CBM occurs in coal deposits of the Upper Silesian Coal Basin, especially those from its southern and western parts. CBM concentrations in coal deposits of the Lower Silesian Coal Basin appear to be much smaller than in the Upper Silesian Basin. Economic importance of CBM occurrences in the Lublin Coal Basin is still to be established. Concentration of natural gas in areas of planned exploitation of coal deposits appears to be of negligible economic value whereas CBM accumulations matching economic criteria are expected in the case of deeper-seated coal fields as for example in the Dorohucza syncline.

The prospecting made it possible to evaluate CBM resources and show the presence of important CBM resources in 52 exploited coal fields in area of the Upper Silesian Coal Basin. Recoverable resources of CBM, that is resources for which there are economic incentives for production, were estimated at 90.0 billion m3. That amount comprises 28.7 billion m3 of CBM in areas of exploited coal fields and 60.3 billion m3 in 25 hitherto undeveloped coal deposits of so-called reserve coal mine fields or in deposits situated at depths over 1,000 m.

In 2010, CBM resources of exploited coal fields increased by 0.04 billion m3.

CBM output amounted to 232.4 million m3 in 2010. This figure covers the amount of CBM which is picked up by every hard coal mine in Poland. There is also CBM emitted from the mines airing systems. It amounted to 481.5 million m3 in 2010.

Economic resources of CBM, established for 22 developed coal fields, are equal 5.691 billion m3.

Prognostic and perspective resources of coal bed methane in USCB amounted to 107 billion m3 as of 31.12.2009(1). Perspective resources in LCB and LSCB are much lower and amounted to about 15 billion m3 and 1.75 billion m3 respectively.

Accepted abbreviations:

  • B - for solid minerals - mine in building process, for fuels - prepared for exploitation or trial period of the exploitation
  • E - exploited
  • G - underground natural gas storage facilities
  • M - deposit crossed out of the annual report of mineral resources during analized period
  • P - deposit covered by preliminary exploration (in C2+D category, for fuels – in C category)
  • R - deposit covered by detailed exploration (in A+B+C1 category, for fuels – in A+B category)
  • Z - abandoned deposit
  • T - deposit exploited temporarily
  • K - change of the raw material in deposit
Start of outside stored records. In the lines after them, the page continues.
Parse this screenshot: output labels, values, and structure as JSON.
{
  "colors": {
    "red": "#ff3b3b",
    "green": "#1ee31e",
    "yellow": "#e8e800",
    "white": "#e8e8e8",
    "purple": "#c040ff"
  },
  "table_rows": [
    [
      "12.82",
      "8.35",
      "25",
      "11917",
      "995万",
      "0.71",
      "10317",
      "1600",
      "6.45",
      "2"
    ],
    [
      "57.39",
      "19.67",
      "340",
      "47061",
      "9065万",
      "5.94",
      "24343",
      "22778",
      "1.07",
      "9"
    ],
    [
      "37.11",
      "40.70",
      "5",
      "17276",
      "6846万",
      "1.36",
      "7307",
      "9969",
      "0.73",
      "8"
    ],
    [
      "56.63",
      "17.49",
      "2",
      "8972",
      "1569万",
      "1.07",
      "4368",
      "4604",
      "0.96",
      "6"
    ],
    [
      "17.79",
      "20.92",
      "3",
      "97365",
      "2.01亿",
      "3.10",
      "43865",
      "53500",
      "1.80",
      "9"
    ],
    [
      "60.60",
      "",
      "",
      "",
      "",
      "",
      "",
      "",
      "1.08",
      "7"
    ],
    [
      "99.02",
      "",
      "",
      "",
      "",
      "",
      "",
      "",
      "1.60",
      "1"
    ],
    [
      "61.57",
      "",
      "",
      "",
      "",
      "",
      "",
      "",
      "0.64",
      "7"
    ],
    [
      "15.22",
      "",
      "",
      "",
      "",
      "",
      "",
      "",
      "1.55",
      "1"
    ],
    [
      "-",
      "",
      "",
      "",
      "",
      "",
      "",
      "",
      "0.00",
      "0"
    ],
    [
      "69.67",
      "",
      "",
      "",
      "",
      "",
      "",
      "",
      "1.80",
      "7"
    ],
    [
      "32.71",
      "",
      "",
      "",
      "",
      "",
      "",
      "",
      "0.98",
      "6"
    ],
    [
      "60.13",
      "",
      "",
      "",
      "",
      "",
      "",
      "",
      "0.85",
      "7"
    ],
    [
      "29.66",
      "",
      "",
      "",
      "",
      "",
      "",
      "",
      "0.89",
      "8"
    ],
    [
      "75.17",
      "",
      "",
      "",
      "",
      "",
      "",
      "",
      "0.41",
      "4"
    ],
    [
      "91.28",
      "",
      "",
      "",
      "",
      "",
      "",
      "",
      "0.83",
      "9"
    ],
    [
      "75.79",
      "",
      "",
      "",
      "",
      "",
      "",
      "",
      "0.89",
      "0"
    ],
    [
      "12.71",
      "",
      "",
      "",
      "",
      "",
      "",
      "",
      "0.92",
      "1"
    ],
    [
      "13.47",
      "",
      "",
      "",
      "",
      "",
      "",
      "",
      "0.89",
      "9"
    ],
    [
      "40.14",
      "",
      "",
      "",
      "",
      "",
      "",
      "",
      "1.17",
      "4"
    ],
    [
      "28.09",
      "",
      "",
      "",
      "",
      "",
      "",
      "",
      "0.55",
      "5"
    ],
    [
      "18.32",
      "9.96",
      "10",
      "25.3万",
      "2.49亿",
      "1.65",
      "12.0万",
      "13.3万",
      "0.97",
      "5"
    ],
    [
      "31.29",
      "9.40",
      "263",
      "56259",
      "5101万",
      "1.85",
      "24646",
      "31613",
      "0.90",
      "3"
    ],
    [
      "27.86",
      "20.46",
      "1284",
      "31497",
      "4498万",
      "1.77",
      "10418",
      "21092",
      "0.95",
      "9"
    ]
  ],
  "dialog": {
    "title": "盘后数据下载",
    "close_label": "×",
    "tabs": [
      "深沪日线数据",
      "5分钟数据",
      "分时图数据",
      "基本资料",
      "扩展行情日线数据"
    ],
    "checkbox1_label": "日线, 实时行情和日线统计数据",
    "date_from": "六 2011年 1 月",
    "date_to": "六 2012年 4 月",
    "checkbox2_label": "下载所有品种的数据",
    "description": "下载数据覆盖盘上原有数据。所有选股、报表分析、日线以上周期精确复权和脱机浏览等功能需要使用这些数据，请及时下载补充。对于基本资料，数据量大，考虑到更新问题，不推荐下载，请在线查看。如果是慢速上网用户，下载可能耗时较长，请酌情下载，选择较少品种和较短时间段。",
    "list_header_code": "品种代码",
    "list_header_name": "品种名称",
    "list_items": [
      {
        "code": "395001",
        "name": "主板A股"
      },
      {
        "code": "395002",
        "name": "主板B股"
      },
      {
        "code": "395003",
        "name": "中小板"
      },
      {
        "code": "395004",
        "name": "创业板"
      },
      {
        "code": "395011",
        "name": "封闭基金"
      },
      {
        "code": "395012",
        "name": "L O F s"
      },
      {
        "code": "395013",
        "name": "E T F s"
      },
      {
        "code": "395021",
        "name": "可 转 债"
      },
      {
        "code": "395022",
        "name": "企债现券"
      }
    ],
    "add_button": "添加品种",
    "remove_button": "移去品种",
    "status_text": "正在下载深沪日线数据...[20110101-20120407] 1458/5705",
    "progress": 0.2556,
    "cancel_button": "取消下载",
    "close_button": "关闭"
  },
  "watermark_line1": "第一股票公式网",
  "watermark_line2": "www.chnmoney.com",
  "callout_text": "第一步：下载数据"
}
Prepared by: Agnieszka Malon, Marcin Tymiński

(1) J. Kwarciński, 2011 – "Metan pokładów węgla" w "Bilans perspektywicznych zasobów kopalin Polski wg stanu na 31 XII 2009 r. " pod red. S. Wołkowicza, T. Smakowskiego, S. Speczika. PIG-PIB Warszawa.